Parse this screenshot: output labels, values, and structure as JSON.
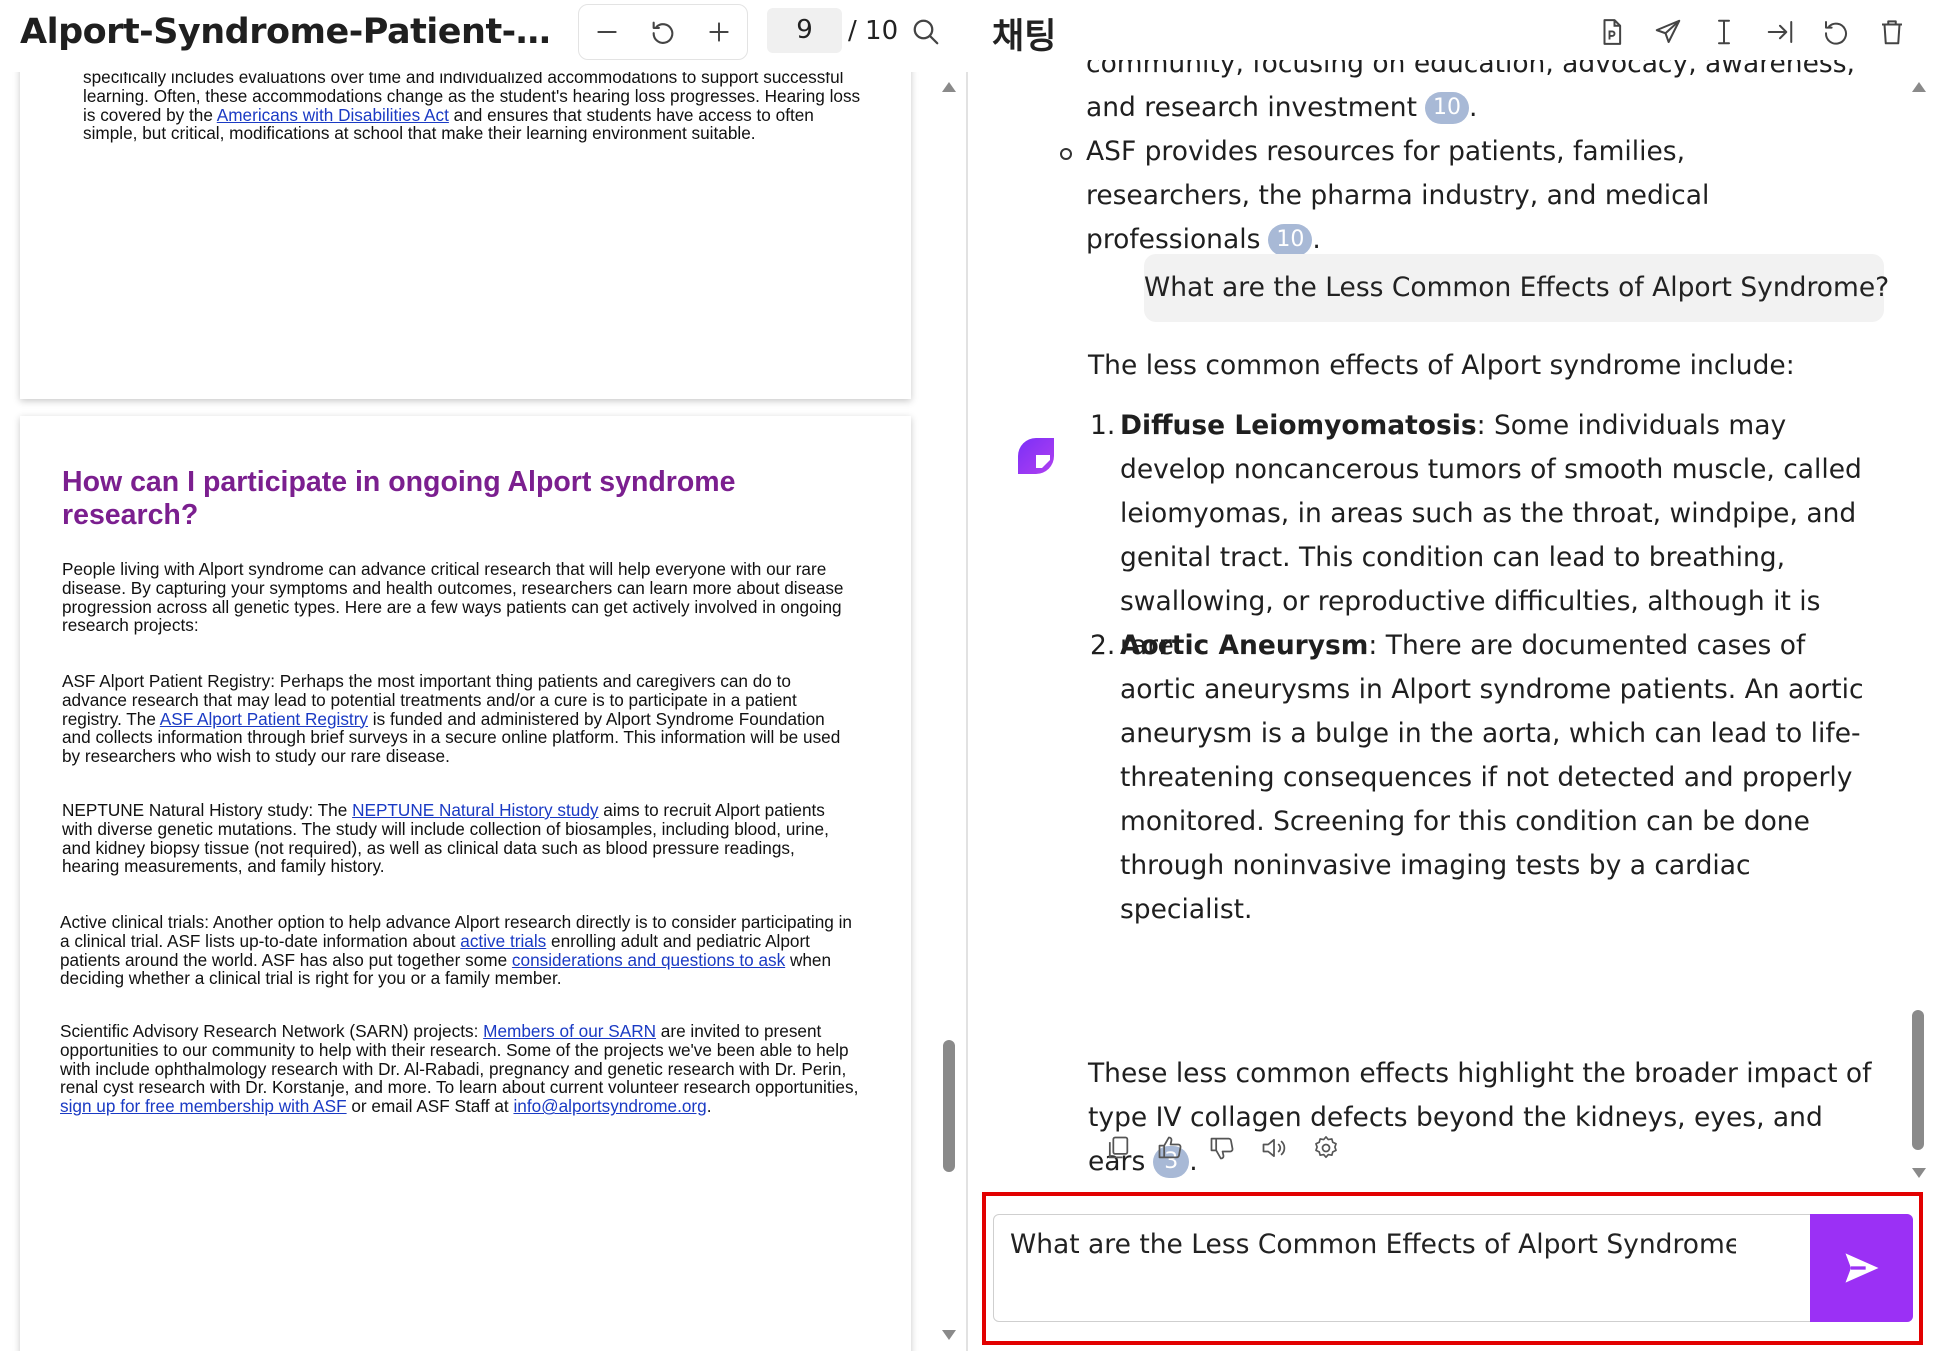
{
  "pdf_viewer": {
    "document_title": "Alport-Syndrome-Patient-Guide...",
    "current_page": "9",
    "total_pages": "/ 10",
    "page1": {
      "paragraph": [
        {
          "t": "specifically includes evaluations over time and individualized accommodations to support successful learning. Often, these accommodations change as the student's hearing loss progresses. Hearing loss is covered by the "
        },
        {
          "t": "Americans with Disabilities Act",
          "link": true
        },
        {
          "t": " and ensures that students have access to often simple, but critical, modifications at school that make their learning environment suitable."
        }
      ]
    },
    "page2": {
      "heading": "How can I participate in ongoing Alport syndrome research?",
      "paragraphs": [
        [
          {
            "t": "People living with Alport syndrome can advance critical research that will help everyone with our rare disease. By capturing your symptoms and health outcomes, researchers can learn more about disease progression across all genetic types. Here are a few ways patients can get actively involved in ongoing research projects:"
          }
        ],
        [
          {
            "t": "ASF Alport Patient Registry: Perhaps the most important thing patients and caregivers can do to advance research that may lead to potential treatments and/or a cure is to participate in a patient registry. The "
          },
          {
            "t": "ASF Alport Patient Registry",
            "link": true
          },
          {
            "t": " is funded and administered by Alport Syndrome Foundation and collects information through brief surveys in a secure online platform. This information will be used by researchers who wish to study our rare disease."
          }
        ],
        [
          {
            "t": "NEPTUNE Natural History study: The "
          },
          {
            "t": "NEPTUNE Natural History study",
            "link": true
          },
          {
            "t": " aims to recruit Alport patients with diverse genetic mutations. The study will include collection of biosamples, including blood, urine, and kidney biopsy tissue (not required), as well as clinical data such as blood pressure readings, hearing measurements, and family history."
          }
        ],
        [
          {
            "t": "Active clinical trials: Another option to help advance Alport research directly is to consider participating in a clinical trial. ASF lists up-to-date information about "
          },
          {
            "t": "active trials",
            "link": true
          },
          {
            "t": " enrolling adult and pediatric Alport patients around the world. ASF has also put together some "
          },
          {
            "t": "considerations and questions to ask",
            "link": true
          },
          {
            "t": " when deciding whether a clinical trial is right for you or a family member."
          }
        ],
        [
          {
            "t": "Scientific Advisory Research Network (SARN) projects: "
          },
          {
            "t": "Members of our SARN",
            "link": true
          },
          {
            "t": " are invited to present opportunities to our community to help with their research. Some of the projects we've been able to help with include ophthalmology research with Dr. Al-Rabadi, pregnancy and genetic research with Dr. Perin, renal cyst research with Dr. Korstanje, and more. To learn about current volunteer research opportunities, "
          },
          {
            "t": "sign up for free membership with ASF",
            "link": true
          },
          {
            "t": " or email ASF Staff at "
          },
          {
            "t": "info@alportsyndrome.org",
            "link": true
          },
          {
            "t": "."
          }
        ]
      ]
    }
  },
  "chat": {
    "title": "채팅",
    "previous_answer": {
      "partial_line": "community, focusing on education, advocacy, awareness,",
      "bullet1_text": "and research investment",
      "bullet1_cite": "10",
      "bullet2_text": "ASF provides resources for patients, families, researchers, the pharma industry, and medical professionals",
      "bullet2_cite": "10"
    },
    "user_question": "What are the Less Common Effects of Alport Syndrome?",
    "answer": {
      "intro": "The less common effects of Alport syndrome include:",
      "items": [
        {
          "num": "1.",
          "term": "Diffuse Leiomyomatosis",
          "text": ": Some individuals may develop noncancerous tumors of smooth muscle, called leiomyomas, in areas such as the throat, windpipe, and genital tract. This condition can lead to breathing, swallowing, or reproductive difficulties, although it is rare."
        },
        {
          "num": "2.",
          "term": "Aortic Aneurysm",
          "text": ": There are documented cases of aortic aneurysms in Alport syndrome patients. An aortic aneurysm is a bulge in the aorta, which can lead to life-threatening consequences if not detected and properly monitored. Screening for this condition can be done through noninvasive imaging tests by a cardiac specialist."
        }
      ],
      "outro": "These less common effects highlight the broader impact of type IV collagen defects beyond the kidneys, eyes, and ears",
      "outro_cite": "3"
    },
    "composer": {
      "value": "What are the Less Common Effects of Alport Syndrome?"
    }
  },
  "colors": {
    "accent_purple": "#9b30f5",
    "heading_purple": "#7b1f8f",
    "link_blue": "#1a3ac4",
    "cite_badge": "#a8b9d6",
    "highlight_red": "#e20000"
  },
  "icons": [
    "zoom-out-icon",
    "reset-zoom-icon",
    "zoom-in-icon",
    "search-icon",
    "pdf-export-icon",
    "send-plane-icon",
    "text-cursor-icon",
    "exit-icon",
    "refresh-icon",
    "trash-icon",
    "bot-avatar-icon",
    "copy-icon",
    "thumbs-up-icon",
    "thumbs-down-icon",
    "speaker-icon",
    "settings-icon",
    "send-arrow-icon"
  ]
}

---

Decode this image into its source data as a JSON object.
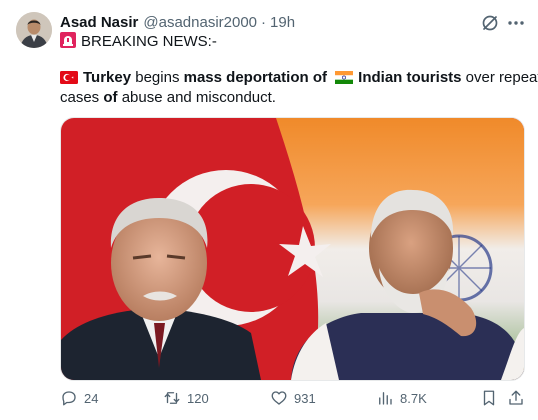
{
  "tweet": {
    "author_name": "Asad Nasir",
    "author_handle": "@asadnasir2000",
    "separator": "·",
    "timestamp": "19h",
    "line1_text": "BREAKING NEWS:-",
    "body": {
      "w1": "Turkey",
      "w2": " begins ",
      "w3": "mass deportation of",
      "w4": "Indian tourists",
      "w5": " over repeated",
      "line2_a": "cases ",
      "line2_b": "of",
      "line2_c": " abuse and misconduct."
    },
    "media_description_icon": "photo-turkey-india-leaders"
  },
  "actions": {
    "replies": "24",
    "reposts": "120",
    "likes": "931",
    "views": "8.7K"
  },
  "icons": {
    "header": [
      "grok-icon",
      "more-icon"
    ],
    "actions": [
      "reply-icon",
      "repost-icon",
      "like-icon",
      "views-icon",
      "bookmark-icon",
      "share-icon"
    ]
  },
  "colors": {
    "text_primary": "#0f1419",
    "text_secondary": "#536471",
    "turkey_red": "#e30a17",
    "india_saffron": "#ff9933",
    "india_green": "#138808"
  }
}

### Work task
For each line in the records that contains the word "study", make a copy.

### Output below
            "t": " is funded and administered by Alport Syndrome Foundation and collects information through brief surveys in a secure online platform. This information will be used by researchers who wish to study our rare disease."
            "t": "NEPTUNE Natural History study: The "
            "t": "NEPTUNE Natural History study",
            "t": " aims to recruit Alport patients with diverse genetic mutations. The study will include collection of biosamples, including blood, urine, and kidney biopsy tissue (not required), as well as clinical data such as blood pressure readings, hearing measurements, and family history."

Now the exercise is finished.